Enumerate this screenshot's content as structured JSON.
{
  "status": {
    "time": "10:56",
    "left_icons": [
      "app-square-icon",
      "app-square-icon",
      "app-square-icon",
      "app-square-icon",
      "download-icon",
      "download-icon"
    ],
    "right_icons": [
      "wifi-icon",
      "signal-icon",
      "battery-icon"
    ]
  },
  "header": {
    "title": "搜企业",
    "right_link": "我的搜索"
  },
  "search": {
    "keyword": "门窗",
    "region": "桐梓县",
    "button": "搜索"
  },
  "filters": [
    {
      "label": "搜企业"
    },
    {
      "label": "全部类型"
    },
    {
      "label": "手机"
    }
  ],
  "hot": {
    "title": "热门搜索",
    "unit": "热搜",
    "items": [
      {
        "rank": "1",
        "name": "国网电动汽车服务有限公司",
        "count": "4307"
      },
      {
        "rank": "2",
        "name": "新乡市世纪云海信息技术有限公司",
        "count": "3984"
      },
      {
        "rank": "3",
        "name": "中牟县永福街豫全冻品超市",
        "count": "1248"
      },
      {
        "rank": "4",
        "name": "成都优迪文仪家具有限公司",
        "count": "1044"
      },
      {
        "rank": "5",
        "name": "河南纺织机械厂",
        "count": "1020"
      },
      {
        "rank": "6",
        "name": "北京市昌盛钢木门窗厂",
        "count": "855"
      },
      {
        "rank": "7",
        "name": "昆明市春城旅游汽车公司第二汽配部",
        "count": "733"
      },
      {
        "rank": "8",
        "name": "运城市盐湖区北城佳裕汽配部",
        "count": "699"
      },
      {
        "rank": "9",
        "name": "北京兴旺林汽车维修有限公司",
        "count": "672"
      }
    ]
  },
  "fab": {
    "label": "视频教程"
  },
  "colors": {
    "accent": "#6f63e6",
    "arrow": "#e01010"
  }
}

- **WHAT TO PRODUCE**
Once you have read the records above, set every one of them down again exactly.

- **ANSWER TO THIS TASK**
Enumerate this screenshot's content as structured JSON.
{
  "status": {
    "time": "10:56",
    "left_icons": [
      "app-square-icon",
      "app-square-icon",
      "app-square-icon",
      "app-square-icon",
      "download-icon",
      "download-icon"
    ],
    "right_icons": [
      "wifi-icon",
      "signal-icon",
      "battery-icon"
    ]
  },
  "header": {
    "title": "搜企业",
    "right_link": "我的搜索"
  },
  "search": {
    "keyword": "门窗",
    "region": "桐梓县",
    "button": "搜索"
  },
  "filters": [
    {
      "label": "搜企业"
    },
    {
      "label": "全部类型"
    },
    {
      "label": "手机"
    }
  ],
  "hot": {
    "title": "热门搜索",
    "unit": "热搜",
    "items": [
      {
        "rank": "1",
        "name": "国网电动汽车服务有限公司",
        "count": "4307"
      },
      {
        "rank": "2",
        "name": "新乡市世纪云海信息技术有限公司",
        "count": "3984"
      },
      {
        "rank": "3",
        "name": "中牟县永福街豫全冻品超市",
        "count": "1248"
      },
      {
        "rank": "4",
        "name": "成都优迪文仪家具有限公司",
        "count": "1044"
      },
      {
        "rank": "5",
        "name": "河南纺织机械厂",
        "count": "1020"
      },
      {
        "rank": "6",
        "name": "北京市昌盛钢木门窗厂",
        "count": "855"
      },
      {
        "rank": "7",
        "name": "昆明市春城旅游汽车公司第二汽配部",
        "count": "733"
      },
      {
        "rank": "8",
        "name": "运城市盐湖区北城佳裕汽配部",
        "count": "699"
      },
      {
        "rank": "9",
        "name": "北京兴旺林汽车维修有限公司",
        "count": "672"
      }
    ]
  },
  "fab": {
    "label": "视频教程"
  },
  "colors": {
    "accent": "#6f63e6",
    "arrow": "#e01010"
  }
}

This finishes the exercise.